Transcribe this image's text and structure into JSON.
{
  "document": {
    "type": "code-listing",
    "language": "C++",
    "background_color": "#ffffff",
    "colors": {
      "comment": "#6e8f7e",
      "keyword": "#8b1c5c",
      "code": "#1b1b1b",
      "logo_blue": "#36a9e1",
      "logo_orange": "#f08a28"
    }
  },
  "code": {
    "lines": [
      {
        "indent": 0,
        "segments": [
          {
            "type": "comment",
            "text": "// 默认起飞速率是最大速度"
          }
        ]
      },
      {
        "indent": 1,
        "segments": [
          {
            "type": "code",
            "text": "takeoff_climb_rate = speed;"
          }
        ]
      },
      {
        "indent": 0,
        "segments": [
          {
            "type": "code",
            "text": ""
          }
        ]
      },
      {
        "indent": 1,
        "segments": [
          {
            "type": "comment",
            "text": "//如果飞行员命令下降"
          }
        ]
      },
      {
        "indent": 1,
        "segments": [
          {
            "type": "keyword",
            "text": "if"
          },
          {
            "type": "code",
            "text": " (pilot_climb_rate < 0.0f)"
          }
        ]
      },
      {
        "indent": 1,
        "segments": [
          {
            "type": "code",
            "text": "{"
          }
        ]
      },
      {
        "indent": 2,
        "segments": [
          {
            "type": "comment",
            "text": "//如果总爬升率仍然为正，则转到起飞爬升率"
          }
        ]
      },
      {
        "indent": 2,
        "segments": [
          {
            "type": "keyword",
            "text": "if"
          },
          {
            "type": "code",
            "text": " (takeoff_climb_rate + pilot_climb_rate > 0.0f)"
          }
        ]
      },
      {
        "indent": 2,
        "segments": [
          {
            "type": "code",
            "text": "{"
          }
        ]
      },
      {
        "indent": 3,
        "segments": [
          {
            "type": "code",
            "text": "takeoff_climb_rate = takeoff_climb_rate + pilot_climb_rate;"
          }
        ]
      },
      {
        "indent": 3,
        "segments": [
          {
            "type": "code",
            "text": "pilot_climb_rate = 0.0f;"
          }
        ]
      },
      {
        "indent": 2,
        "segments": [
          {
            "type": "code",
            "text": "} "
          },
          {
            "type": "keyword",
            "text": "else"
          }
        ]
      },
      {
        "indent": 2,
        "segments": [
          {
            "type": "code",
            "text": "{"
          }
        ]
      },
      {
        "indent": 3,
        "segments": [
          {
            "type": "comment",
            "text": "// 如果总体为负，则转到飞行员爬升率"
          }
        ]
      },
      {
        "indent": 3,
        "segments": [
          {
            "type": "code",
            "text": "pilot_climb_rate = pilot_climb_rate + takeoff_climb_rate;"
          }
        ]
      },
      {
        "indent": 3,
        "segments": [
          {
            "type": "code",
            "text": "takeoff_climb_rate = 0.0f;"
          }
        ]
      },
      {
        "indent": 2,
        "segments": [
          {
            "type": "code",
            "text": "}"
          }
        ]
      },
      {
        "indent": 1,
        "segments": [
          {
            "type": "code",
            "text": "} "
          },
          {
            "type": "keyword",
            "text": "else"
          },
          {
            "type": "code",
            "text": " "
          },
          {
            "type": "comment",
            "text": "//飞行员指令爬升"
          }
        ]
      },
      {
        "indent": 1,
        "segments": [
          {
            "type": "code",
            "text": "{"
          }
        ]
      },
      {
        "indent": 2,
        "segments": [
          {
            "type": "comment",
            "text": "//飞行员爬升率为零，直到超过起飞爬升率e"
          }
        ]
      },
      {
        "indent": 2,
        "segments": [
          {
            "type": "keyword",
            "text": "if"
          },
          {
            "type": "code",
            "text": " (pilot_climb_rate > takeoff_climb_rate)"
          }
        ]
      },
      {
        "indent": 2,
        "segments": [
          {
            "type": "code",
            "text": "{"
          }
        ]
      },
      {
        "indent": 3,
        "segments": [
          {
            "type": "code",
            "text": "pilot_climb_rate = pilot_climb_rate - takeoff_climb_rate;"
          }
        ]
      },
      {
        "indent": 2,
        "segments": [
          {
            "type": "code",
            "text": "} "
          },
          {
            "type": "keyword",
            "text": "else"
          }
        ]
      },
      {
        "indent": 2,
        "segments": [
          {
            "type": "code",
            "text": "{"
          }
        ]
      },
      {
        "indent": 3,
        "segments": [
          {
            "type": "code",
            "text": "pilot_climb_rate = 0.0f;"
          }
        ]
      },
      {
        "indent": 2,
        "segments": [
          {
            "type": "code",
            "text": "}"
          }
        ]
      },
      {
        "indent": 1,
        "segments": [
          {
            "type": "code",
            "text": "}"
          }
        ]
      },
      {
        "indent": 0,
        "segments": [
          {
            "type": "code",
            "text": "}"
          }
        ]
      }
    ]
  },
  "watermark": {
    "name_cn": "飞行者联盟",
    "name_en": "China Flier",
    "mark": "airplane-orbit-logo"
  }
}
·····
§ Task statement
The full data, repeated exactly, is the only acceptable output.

§ Task solution
Transcribe this image's text and structure into JSON.
{
  "document": {
    "type": "code-listing",
    "language": "C++",
    "background_color": "#ffffff",
    "colors": {
      "comment": "#6e8f7e",
      "keyword": "#8b1c5c",
      "code": "#1b1b1b",
      "logo_blue": "#36a9e1",
      "logo_orange": "#f08a28"
    }
  },
  "code": {
    "lines": [
      {
        "indent": 0,
        "segments": [
          {
            "type": "comment",
            "text": "// 默认起飞速率是最大速度"
          }
        ]
      },
      {
        "indent": 1,
        "segments": [
          {
            "type": "code",
            "text": "takeoff_climb_rate = speed;"
          }
        ]
      },
      {
        "indent": 0,
        "segments": [
          {
            "type": "code",
            "text": ""
          }
        ]
      },
      {
        "indent": 1,
        "segments": [
          {
            "type": "comment",
            "text": "//如果飞行员命令下降"
          }
        ]
      },
      {
        "indent": 1,
        "segments": [
          {
            "type": "keyword",
            "text": "if"
          },
          {
            "type": "code",
            "text": " (pilot_climb_rate < 0.0f)"
          }
        ]
      },
      {
        "indent": 1,
        "segments": [
          {
            "type": "code",
            "text": "{"
          }
        ]
      },
      {
        "indent": 2,
        "segments": [
          {
            "type": "comment",
            "text": "//如果总爬升率仍然为正，则转到起飞爬升率"
          }
        ]
      },
      {
        "indent": 2,
        "segments": [
          {
            "type": "keyword",
            "text": "if"
          },
          {
            "type": "code",
            "text": " (takeoff_climb_rate + pilot_climb_rate > 0.0f)"
          }
        ]
      },
      {
        "indent": 2,
        "segments": [
          {
            "type": "code",
            "text": "{"
          }
        ]
      },
      {
        "indent": 3,
        "segments": [
          {
            "type": "code",
            "text": "takeoff_climb_rate = takeoff_climb_rate + pilot_climb_rate;"
          }
        ]
      },
      {
        "indent": 3,
        "segments": [
          {
            "type": "code",
            "text": "pilot_climb_rate = 0.0f;"
          }
        ]
      },
      {
        "indent": 2,
        "segments": [
          {
            "type": "code",
            "text": "} "
          },
          {
            "type": "keyword",
            "text": "else"
          }
        ]
      },
      {
        "indent": 2,
        "segments": [
          {
            "type": "code",
            "text": "{"
          }
        ]
      },
      {
        "indent": 3,
        "segments": [
          {
            "type": "comment",
            "text": "// 如果总体为负，则转到飞行员爬升率"
          }
        ]
      },
      {
        "indent": 3,
        "segments": [
          {
            "type": "code",
            "text": "pilot_climb_rate = pilot_climb_rate + takeoff_climb_rate;"
          }
        ]
      },
      {
        "indent": 3,
        "segments": [
          {
            "type": "code",
            "text": "takeoff_climb_rate = 0.0f;"
          }
        ]
      },
      {
        "indent": 2,
        "segments": [
          {
            "type": "code",
            "text": "}"
          }
        ]
      },
      {
        "indent": 1,
        "segments": [
          {
            "type": "code",
            "text": "} "
          },
          {
            "type": "keyword",
            "text": "else"
          },
          {
            "type": "code",
            "text": " "
          },
          {
            "type": "comment",
            "text": "//飞行员指令爬升"
          }
        ]
      },
      {
        "indent": 1,
        "segments": [
          {
            "type": "code",
            "text": "{"
          }
        ]
      },
      {
        "indent": 2,
        "segments": [
          {
            "type": "comment",
            "text": "//飞行员爬升率为零，直到超过起飞爬升率e"
          }
        ]
      },
      {
        "indent": 2,
        "segments": [
          {
            "type": "keyword",
            "text": "if"
          },
          {
            "type": "code",
            "text": " (pilot_climb_rate > takeoff_climb_rate)"
          }
        ]
      },
      {
        "indent": 2,
        "segments": [
          {
            "type": "code",
            "text": "{"
          }
        ]
      },
      {
        "indent": 3,
        "segments": [
          {
            "type": "code",
            "text": "pilot_climb_rate = pilot_climb_rate - takeoff_climb_rate;"
          }
        ]
      },
      {
        "indent": 2,
        "segments": [
          {
            "type": "code",
            "text": "} "
          },
          {
            "type": "keyword",
            "text": "else"
          }
        ]
      },
      {
        "indent": 2,
        "segments": [
          {
            "type": "code",
            "text": "{"
          }
        ]
      },
      {
        "indent": 3,
        "segments": [
          {
            "type": "code",
            "text": "pilot_climb_rate = 0.0f;"
          }
        ]
      },
      {
        "indent": 2,
        "segments": [
          {
            "type": "code",
            "text": "}"
          }
        ]
      },
      {
        "indent": 1,
        "segments": [
          {
            "type": "code",
            "text": "}"
          }
        ]
      },
      {
        "indent": 0,
        "segments": [
          {
            "type": "code",
            "text": "}"
          }
        ]
      }
    ]
  },
  "watermark": {
    "name_cn": "飞行者联盟",
    "name_en": "China Flier",
    "mark": "airplane-orbit-logo"
  }
}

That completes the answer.